Google introduced a ton of new security features with Android 8.0 Oreo designed to prevent unauthorized access to your device. Now, in a new blog post, Google is giving some more insight into what all of these security features actually do to protect users, and how they’re implemented.
The first of which is an existing feature that’s received a tune-up. In an Apple-esque move, Verified boot now has the ability to prevent downgrades to older operating system versions to protect against vulnerabilities that older Android versions are susceptible to. This sounds good on paper, but it sounds like another nail in the coffin for rooting and device modification, as you sometimes need an older OS to make changes to your device.
Secondly, Google introduced the new “OEM Hardware Abstraction Layer,” or HAL. It can tell the bootloader whether or not the device can be unlocked in hopes to thwart thieves from stealing devices and factory resetting them. This feature is already in use in Google’s new Pixel phones. Inside the Pixel 2 and Pixel 2 XL is a new security module that limits unlock attempts and doesn’t let attackers glean your passcode without having the encryption key.

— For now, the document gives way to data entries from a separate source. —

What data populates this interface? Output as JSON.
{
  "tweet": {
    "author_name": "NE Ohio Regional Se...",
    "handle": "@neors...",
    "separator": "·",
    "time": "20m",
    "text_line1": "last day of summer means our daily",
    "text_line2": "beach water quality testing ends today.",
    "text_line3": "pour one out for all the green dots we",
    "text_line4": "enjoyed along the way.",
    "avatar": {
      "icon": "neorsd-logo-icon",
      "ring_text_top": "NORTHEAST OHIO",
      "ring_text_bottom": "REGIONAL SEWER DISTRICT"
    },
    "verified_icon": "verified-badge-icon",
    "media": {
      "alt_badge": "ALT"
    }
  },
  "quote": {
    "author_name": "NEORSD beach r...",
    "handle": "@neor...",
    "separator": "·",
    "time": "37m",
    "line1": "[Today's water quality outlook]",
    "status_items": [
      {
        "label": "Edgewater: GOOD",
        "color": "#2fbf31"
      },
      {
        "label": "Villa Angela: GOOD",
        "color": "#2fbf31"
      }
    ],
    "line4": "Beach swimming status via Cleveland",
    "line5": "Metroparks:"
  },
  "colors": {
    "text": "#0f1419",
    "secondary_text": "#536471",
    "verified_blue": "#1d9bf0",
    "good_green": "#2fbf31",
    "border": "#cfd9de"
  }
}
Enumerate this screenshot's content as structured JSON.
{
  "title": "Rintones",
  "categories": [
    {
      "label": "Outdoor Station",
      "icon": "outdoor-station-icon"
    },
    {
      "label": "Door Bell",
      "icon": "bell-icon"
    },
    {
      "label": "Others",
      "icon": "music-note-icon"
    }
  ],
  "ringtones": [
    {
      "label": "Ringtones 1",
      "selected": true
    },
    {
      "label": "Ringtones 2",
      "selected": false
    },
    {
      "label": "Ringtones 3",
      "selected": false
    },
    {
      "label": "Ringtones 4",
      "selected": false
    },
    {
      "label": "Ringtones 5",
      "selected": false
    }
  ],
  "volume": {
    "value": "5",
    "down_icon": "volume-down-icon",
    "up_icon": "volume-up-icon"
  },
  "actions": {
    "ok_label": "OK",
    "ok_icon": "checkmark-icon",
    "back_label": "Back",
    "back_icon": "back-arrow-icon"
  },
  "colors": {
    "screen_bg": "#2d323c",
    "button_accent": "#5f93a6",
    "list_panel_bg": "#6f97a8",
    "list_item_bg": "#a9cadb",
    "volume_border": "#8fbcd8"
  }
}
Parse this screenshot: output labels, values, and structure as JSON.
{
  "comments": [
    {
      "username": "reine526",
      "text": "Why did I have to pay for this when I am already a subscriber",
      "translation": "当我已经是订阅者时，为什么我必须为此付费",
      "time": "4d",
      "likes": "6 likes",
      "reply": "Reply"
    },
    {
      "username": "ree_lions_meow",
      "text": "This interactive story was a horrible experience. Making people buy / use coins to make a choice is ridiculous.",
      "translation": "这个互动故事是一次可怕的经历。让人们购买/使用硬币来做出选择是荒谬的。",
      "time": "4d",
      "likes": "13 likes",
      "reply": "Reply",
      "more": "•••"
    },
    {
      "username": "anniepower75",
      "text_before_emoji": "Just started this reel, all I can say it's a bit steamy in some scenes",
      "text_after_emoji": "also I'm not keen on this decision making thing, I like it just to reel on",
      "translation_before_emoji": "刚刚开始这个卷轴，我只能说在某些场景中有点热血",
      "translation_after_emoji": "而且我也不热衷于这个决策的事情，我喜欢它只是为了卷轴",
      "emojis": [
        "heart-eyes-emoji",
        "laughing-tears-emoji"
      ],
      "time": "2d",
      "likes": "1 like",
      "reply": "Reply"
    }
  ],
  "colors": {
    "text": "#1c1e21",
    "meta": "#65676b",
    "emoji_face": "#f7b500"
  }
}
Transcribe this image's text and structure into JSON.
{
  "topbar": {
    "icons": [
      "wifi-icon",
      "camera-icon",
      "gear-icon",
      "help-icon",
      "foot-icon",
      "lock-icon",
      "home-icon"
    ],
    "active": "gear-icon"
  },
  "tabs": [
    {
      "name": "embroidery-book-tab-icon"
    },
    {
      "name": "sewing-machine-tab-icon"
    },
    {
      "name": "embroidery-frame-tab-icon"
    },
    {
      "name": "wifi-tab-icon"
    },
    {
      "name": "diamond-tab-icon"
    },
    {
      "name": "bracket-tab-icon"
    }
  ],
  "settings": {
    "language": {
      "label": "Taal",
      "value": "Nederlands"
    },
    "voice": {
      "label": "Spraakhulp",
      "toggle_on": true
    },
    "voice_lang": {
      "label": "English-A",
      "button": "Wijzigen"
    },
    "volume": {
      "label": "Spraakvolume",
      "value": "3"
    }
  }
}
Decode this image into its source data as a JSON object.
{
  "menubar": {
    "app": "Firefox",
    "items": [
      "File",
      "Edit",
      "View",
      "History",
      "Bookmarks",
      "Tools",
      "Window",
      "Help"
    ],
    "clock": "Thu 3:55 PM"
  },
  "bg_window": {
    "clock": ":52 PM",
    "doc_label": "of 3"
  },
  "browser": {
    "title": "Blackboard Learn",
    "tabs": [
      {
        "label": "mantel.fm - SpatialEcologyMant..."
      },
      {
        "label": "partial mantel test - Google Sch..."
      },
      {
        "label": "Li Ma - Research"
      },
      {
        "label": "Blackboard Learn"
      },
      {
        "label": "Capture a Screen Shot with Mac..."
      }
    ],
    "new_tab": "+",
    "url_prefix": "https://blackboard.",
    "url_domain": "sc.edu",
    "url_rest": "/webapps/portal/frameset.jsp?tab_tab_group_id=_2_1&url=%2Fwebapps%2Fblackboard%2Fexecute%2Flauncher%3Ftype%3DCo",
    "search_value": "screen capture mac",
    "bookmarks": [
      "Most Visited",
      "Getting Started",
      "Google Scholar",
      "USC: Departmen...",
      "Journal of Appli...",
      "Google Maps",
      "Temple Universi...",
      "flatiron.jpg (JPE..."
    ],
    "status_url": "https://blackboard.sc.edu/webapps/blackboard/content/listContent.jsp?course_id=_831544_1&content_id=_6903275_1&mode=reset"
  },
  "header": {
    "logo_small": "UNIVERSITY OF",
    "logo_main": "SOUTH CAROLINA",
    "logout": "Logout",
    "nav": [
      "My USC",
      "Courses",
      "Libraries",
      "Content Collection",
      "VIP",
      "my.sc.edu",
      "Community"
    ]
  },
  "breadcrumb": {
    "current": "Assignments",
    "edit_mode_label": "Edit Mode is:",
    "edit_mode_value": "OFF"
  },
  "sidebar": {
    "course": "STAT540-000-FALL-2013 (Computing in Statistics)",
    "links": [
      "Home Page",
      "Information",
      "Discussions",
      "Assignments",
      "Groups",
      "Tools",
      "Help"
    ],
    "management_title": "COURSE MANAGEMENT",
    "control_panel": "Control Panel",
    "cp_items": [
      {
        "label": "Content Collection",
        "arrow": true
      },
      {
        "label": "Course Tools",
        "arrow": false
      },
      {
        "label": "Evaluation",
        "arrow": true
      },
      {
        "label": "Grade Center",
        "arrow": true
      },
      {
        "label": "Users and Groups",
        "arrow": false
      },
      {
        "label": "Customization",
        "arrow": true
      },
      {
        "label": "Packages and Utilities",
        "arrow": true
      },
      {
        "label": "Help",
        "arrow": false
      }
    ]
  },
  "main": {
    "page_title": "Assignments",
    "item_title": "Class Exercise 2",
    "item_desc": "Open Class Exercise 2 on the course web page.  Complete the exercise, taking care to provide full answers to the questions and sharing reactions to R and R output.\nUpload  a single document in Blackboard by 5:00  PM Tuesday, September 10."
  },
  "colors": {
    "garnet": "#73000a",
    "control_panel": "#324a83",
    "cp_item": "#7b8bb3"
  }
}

In addition to all of this, Instant Apps run in a sandbox that prevents them from accessing or transmitting information, such as the apps you have on your device.
These new features and enhancements are essentially designed to prevent all sorts of unauthorized access to your device, to prevent thieves from wiping your phone, or to prevent hackers from accessing the information on your device. With all that being said, it’s good to hear that Google is focusing on security.